=== WHAT IS NEEDED ===
Omit all pictures. Quote only the lines from the one with "Extract the structured" through the end of the material below.
(INPUT DATA Opens)
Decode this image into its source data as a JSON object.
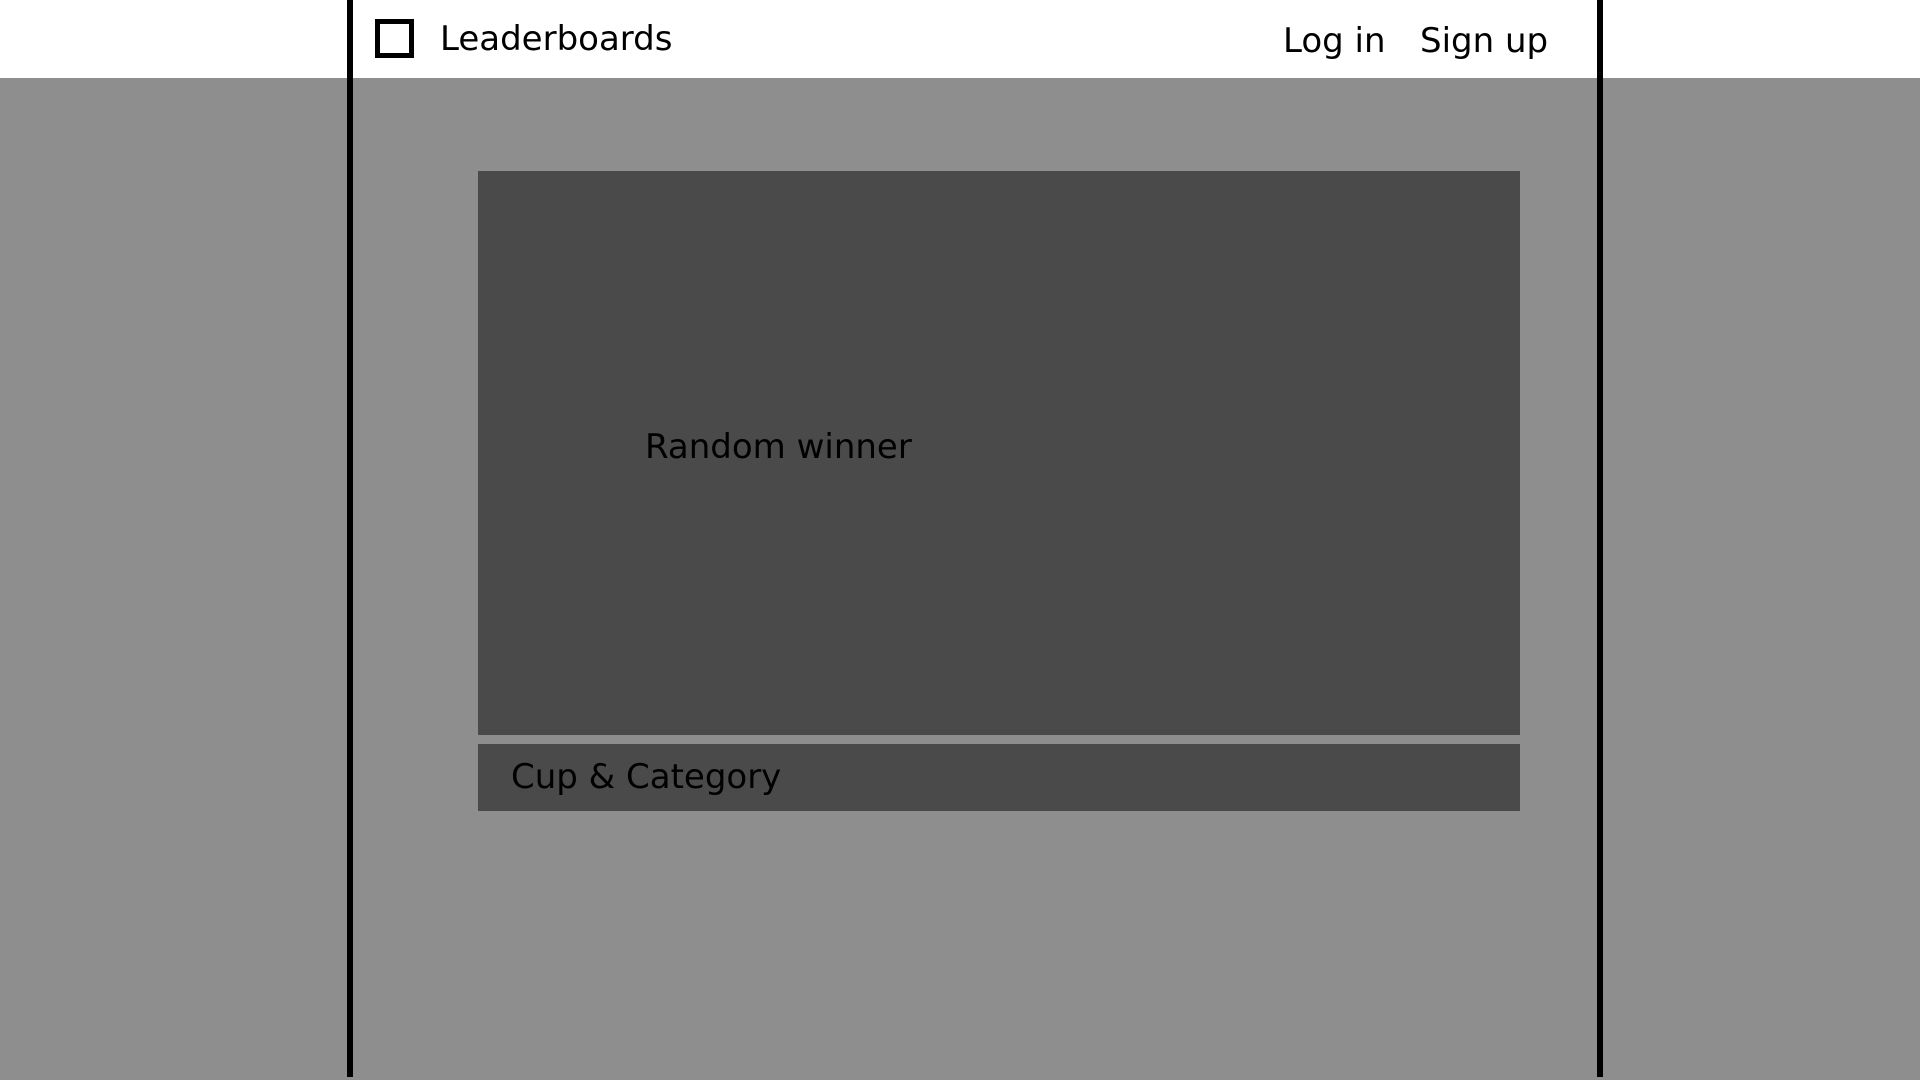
{
  "header": {
    "brand": "Leaderboards",
    "login_label": "Log in",
    "signup_label": "Sign up"
  },
  "main": {
    "hero_text": "Random winner",
    "cup_label": "Cup & Category"
  },
  "icons": {
    "logo": "square-logo-icon"
  },
  "colors": {
    "page_background": "#8e8e8e",
    "header_background": "#ffffff",
    "card_background": "#4a4a4a",
    "frame_lines": "#000000",
    "text": "#000000"
  }
}
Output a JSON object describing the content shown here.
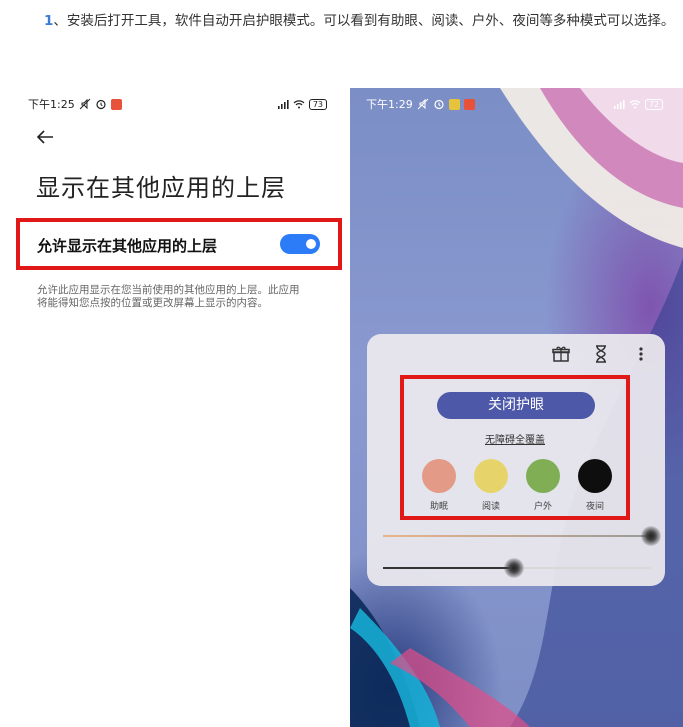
{
  "intro": {
    "number": "1",
    "text": "、安装后打开工具，软件自动开启护眼模式。可以看到有助眼、阅读、户外、夜间等多种模式可以选择。"
  },
  "left_phone": {
    "status": {
      "time": "下午1:25",
      "battery": "73"
    },
    "page_title": "显示在其他应用的上层",
    "toggle_label": "允许显示在其他应用的上层",
    "toggle_on": true,
    "description": "允许此应用显示在您当前使用的其他应用的上层。此应用将能得知您点按的位置或更改屏幕上显示的内容。"
  },
  "right_phone": {
    "status": {
      "time": "下午1:29",
      "battery": "72"
    },
    "panel": {
      "close_button": "关闭护眼",
      "no_obstacle_link": "无障碍全覆盖",
      "modes": [
        {
          "label": "助眠",
          "color": "#e39a86"
        },
        {
          "label": "阅读",
          "color": "#e6d46a"
        },
        {
          "label": "户外",
          "color": "#7fae55"
        },
        {
          "label": "夜间",
          "color": "#0e0e0e"
        }
      ],
      "slider_1_level": 1.0,
      "slider_2_level": 0.49
    }
  },
  "colors": {
    "highlight": "#e01818",
    "toggle": "#2b7cf6",
    "close_button": "#4d59a8",
    "intro_number": "#3a7bd5"
  }
}
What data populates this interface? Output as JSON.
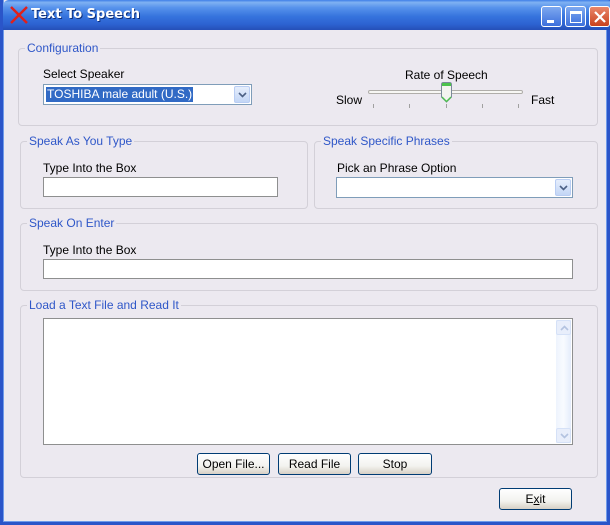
{
  "window": {
    "title": "Text To Speech",
    "app_icon": "red-x-icon",
    "controls": [
      "minimize",
      "maximize",
      "close"
    ]
  },
  "configuration": {
    "legend": "Configuration",
    "speaker_label": "Select Speaker",
    "speaker_selected": "TOSHIBA male adult (U.S.)",
    "rate_label": "Rate of Speech",
    "rate_min_label": "Slow",
    "rate_max_label": "Fast",
    "rate_tick_count": 5,
    "rate_value_fraction": 0.5
  },
  "speak_as_you_type": {
    "legend": "Speak As You Type",
    "label": "Type Into the Box",
    "value": ""
  },
  "speak_specific_phrases": {
    "legend": "Speak Specific Phrases",
    "label": "Pick an Phrase Option",
    "selected": ""
  },
  "speak_on_enter": {
    "legend": "Speak On Enter",
    "label": "Type Into the Box",
    "value": ""
  },
  "load_text_file": {
    "legend": "Load a Text File and Read It",
    "content": "",
    "buttons": {
      "open": "Open File...",
      "read": "Read File",
      "stop": "Stop"
    }
  },
  "footer": {
    "exit_label": "Exit",
    "exit_mnemonic": "x"
  }
}
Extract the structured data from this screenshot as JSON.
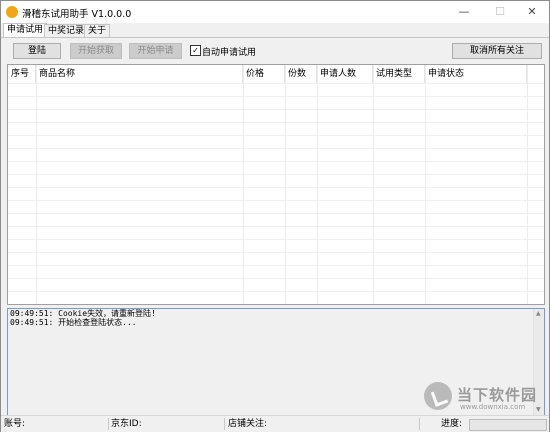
{
  "window": {
    "title": "滑稽东试用助手 V1.0.0.0",
    "minimize": "—",
    "maximize": "☐",
    "close": "✕"
  },
  "tabs": [
    {
      "label": "申请试用",
      "active": true
    },
    {
      "label": "中奖记录",
      "active": false
    },
    {
      "label": "关于",
      "active": false
    }
  ],
  "toolbar": {
    "login": "登陆",
    "start_fetch": "开始获取",
    "start_apply": "开始申请",
    "auto_apply_label": "自动申请试用",
    "auto_apply_checked": true,
    "cancel_all_follow": "取消所有关注"
  },
  "table": {
    "columns": [
      "序号",
      "商品名称",
      "价格",
      "份数",
      "申请人数",
      "试用类型",
      "申请状态"
    ],
    "rows": []
  },
  "log": {
    "lines": [
      "09:49:51: Cookie失效，请重新登陆!",
      "09:49:51: 开始检查登陆状态..."
    ]
  },
  "statusbar": {
    "account_label": "账号:",
    "jd_id_label": "京东ID:",
    "shop_follow_label": "店铺关注:",
    "progress_label": "进度:",
    "progress_value": 0
  },
  "watermark": {
    "name": "当下软件园",
    "url": "www.downxia.com"
  },
  "colors": {
    "progress_fill": "#06b025",
    "log_border": "#7a9cc8",
    "app_icon": "#f2a516"
  }
}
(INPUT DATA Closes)
=== ANSWER FOR THE TASK ===
Extract the structured data from this screenshot as JSON.
{
  "window": {
    "title": "滑稽东试用助手 V1.0.0.0",
    "minimize": "—",
    "maximize": "☐",
    "close": "✕"
  },
  "tabs": [
    {
      "label": "申请试用",
      "active": true
    },
    {
      "label": "中奖记录",
      "active": false
    },
    {
      "label": "关于",
      "active": false
    }
  ],
  "toolbar": {
    "login": "登陆",
    "start_fetch": "开始获取",
    "start_apply": "开始申请",
    "auto_apply_label": "自动申请试用",
    "auto_apply_checked": true,
    "cancel_all_follow": "取消所有关注"
  },
  "table": {
    "columns": [
      "序号",
      "商品名称",
      "价格",
      "份数",
      "申请人数",
      "试用类型",
      "申请状态"
    ],
    "rows": []
  },
  "log": {
    "lines": [
      "09:49:51: Cookie失效，请重新登陆!",
      "09:49:51: 开始检查登陆状态..."
    ]
  },
  "statusbar": {
    "account_label": "账号:",
    "jd_id_label": "京东ID:",
    "shop_follow_label": "店铺关注:",
    "progress_label": "进度:",
    "progress_value": 0
  },
  "watermark": {
    "name": "当下软件园",
    "url": "www.downxia.com"
  },
  "colors": {
    "progress_fill": "#06b025",
    "log_border": "#7a9cc8",
    "app_icon": "#f2a516"
  }
}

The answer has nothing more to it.